* [Exercise goal]: Which lines of the records below contain the string "this"? Report each of them.

* [Task data]:
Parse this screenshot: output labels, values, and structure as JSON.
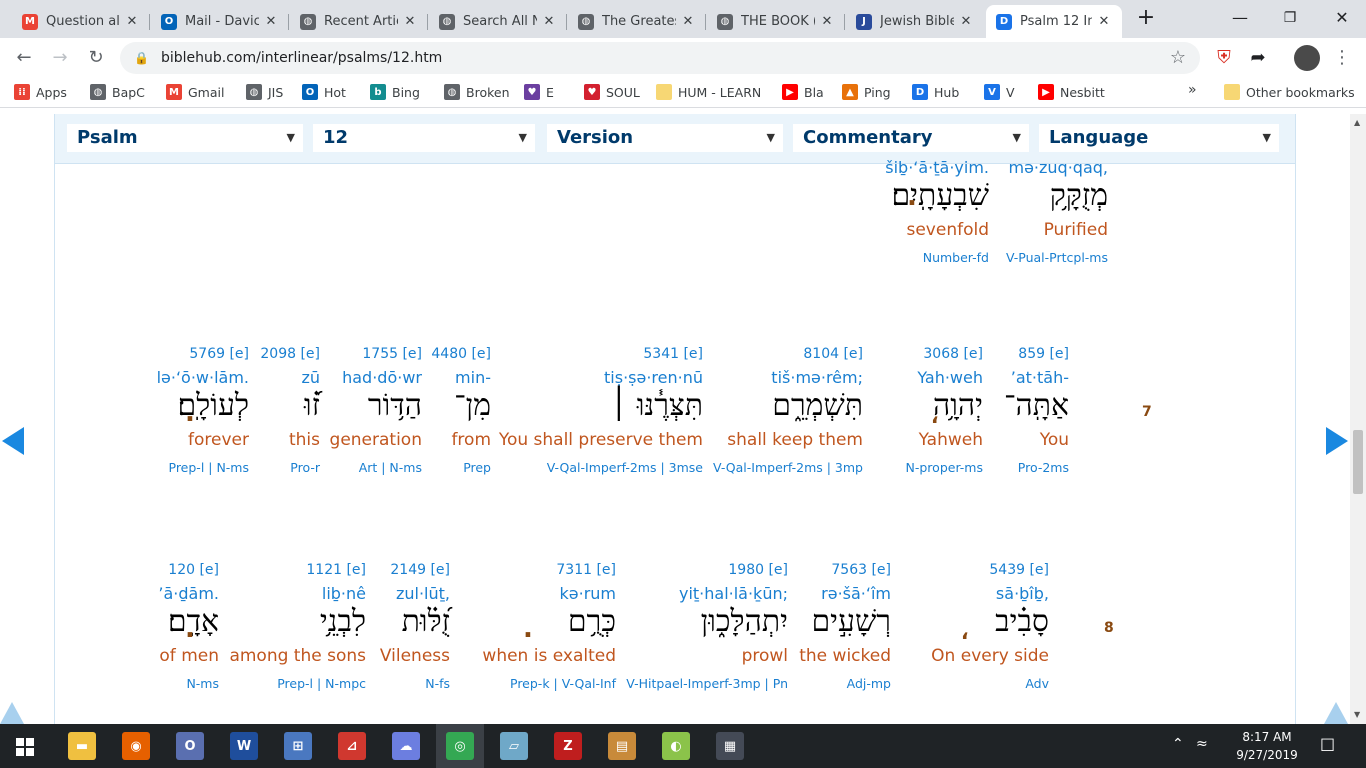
{
  "tabs": [
    {
      "title": "Question al",
      "favicon": "gmail-icon",
      "color": "#ea4335",
      "glyph": "M"
    },
    {
      "title": "Mail - Davic",
      "favicon": "outlook-icon",
      "color": "#0364b8",
      "glyph": "O"
    },
    {
      "title": "Recent Artic",
      "favicon": "globe-icon",
      "color": "#5f6368",
      "glyph": "◍"
    },
    {
      "title": "Search All N",
      "favicon": "globe-icon",
      "color": "#5f6368",
      "glyph": "◍"
    },
    {
      "title": "The Greates",
      "favicon": "globe-icon",
      "color": "#5f6368",
      "glyph": "◍"
    },
    {
      "title": "THE BOOK (",
      "favicon": "globe-icon",
      "color": "#5f6368",
      "glyph": "◍"
    },
    {
      "title": "Jewish Bible",
      "favicon": "jewish-bible-icon",
      "color": "#2a4b9b",
      "glyph": "J"
    },
    {
      "title": "Psalm 12 In",
      "favicon": "biblehub-icon",
      "color": "#1a73e8",
      "glyph": "D"
    }
  ],
  "url": "biblehub.com/interlinear/psalms/12.htm",
  "bookmarks": [
    {
      "label": "Apps",
      "icon": "apps-grid-icon",
      "color": "#ea4335",
      "glyph": "⁞⁞"
    },
    {
      "label": "BapC",
      "icon": "globe-icon",
      "color": "#5f6368",
      "glyph": "◍"
    },
    {
      "label": "Gmail",
      "icon": "gmail-icon",
      "color": "#ea4335",
      "glyph": "M"
    },
    {
      "label": "JIS",
      "icon": "globe-icon",
      "color": "#5f6368",
      "glyph": "◍"
    },
    {
      "label": "Hot",
      "icon": "outlook-icon",
      "color": "#0364b8",
      "glyph": "O"
    },
    {
      "label": "Bing",
      "icon": "bing-icon",
      "color": "#138d90",
      "glyph": "b"
    },
    {
      "label": "Broken",
      "icon": "globe-icon",
      "color": "#5f6368",
      "glyph": "◍"
    },
    {
      "label": "E",
      "icon": "heart-gem-icon",
      "color": "#6b3fa0",
      "glyph": "♥"
    },
    {
      "label": "SOUL",
      "icon": "heart-icon",
      "color": "#d3202f",
      "glyph": "♥"
    },
    {
      "label": "HUM - LEARN",
      "icon": "folder-icon",
      "color": "#f7d774",
      "glyph": ""
    },
    {
      "label": "Bla",
      "icon": "youtube-icon",
      "color": "#ff0000",
      "glyph": "▶"
    },
    {
      "label": "Ping",
      "icon": "flame-icon",
      "color": "#e8710a",
      "glyph": "▲"
    },
    {
      "label": "Hub",
      "icon": "biblehub-icon",
      "color": "#1a73e8",
      "glyph": "D"
    },
    {
      "label": "V",
      "icon": "vimeo-icon",
      "color": "#1a73e8",
      "glyph": "V"
    },
    {
      "label": "Nesbitt",
      "icon": "youtube-icon",
      "color": "#ff0000",
      "glyph": "▶"
    }
  ],
  "bookmarks_more": "»",
  "other_bookmarks": "Other bookmarks",
  "selectors": [
    "Psalm",
    "12",
    "Version",
    "Commentary",
    "Language"
  ],
  "row_top": {
    "words": [
      {
        "translit": "šiḇ·‘ā·ṯā·yim.",
        "heb": "שִׁבְעָתָֽיִם׃",
        "eng": "sevenfold",
        "parse": "Number-fd"
      },
      {
        "translit": "mə·zuq·qaq,",
        "heb": "מְזֻקָּ֥ק",
        "eng": "Purified",
        "parse": "V-Pual-Prtcpl-ms"
      }
    ]
  },
  "verse7": {
    "num": "7",
    "words": [
      {
        "strong": "5769 [e]",
        "translit": "lə·‘ō·w·lām.",
        "heb": "לְעוֹלָֽם׃",
        "eng": "forever",
        "parse": "Prep-l | N-ms"
      },
      {
        "strong": "2098 [e]",
        "translit": "zū",
        "heb": "ז֝֗וּ",
        "eng": "this",
        "parse": "Pro-r"
      },
      {
        "strong": "1755 [e]",
        "translit": "had·dō·wr",
        "heb": "הַדּ֥וֹר",
        "eng": "generation",
        "parse": "Art | N-ms"
      },
      {
        "strong": "4480 [e]",
        "translit": "min-",
        "heb": "מִן־",
        "eng": "from",
        "parse": "Prep"
      },
      {
        "strong": "5341 [e]",
        "translit": "tiṣ·ṣə·ren·nū",
        "heb": "תִּצְּרֶ֓נּוּ ׀",
        "eng": "You shall preserve them",
        "parse": "V-Qal-Imperf-2ms | 3mse"
      },
      {
        "strong": "8104 [e]",
        "translit": "tiš·mə·rêm;",
        "heb": "תִּשְׁמְרֵ֑ם",
        "eng": "shall keep them",
        "parse": "V-Qal-Imperf-2ms | 3mp"
      },
      {
        "strong": "3068 [e]",
        "translit": "Yah·weh",
        "heb": "יְהוָ֥ה",
        "eng": "Yahweh",
        "parse": "N-proper-ms"
      },
      {
        "strong": "859 [e]",
        "translit": "’at·tāh-",
        "heb": "אַתָּֽה־",
        "eng": "You",
        "parse": "Pro-2ms"
      }
    ]
  },
  "verse8": {
    "num": "8",
    "words": [
      {
        "strong": "120 [e]",
        "translit": "’ā·ḏām.",
        "heb": "אָדָֽם׃",
        "eng": "of men",
        "parse": "N-ms"
      },
      {
        "strong": "1121 [e]",
        "translit": "liḇ·nê",
        "heb": "לִבְנֵ֥י",
        "eng": "among the sons",
        "parse": "Prep-l | N-mpc"
      },
      {
        "strong": "2149 [e]",
        "translit": "zul·lūṯ,",
        "heb": "זֻ֝לּ֗וּת",
        "eng": "Vileness",
        "parse": "N-fs"
      },
      {
        "strong": "7311 [e]",
        "translit": "kə·rum",
        "heb": "כְּרֻ֥ם",
        "eng": "when is exalted",
        "parse": "Prep-k | V-Qal-Inf"
      },
      {
        "strong": "1980 [e]",
        "translit": "yiṯ·hal·lā·ḵūn;",
        "heb": "יִתְהַלָּכ֑וּן",
        "eng": "prowl",
        "parse": "V-Hitpael-Imperf-3mp | Pn"
      },
      {
        "strong": "7563 [e]",
        "translit": "rə·šā·‘îm",
        "heb": "רְשָׁעִ֣ים",
        "eng": "the wicked",
        "parse": "Adj-mp"
      },
      {
        "strong": "5439 [e]",
        "translit": "sā·ḇîḇ,",
        "heb": "סָבִ֗יב",
        "eng": "On every side",
        "parse": "Adv"
      }
    ]
  },
  "punct": {
    "period": ".",
    "comma": "،"
  },
  "taskbar": {
    "apps": [
      {
        "name": "file-explorer-icon",
        "color": "#f0c040",
        "glyph": "▬"
      },
      {
        "name": "firefox-icon",
        "color": "#e66000",
        "glyph": "◉"
      },
      {
        "name": "outlook-app-icon",
        "color": "#5a6fb0",
        "glyph": "O"
      },
      {
        "name": "word-icon",
        "color": "#1f4e9c",
        "glyph": "W"
      },
      {
        "name": "network-app-icon",
        "color": "#4a78c0",
        "glyph": "⊞"
      },
      {
        "name": "pdf-icon",
        "color": "#d0382f",
        "glyph": "⊿"
      },
      {
        "name": "cloud-drive-icon",
        "color": "#6c7ee0",
        "glyph": "☁"
      },
      {
        "name": "chrome-icon",
        "color": "#34a853",
        "glyph": "◎"
      },
      {
        "name": "notepad-icon",
        "color": "#6fa8c8",
        "glyph": "▱"
      },
      {
        "name": "filezilla-icon",
        "color": "#bf1e1e",
        "glyph": "Z"
      },
      {
        "name": "bible-app-icon",
        "color": "#c88a3a",
        "glyph": "▤"
      },
      {
        "name": "android-icon",
        "color": "#8bc34a",
        "glyph": "◐"
      },
      {
        "name": "video-app-icon",
        "color": "#444a56",
        "glyph": "▦"
      }
    ],
    "time": "8:17 AM",
    "date": "9/27/2019"
  }
}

* [Task solution]:
Parse this screenshot: output labels, values, and structure as JSON.
        "eng": "this",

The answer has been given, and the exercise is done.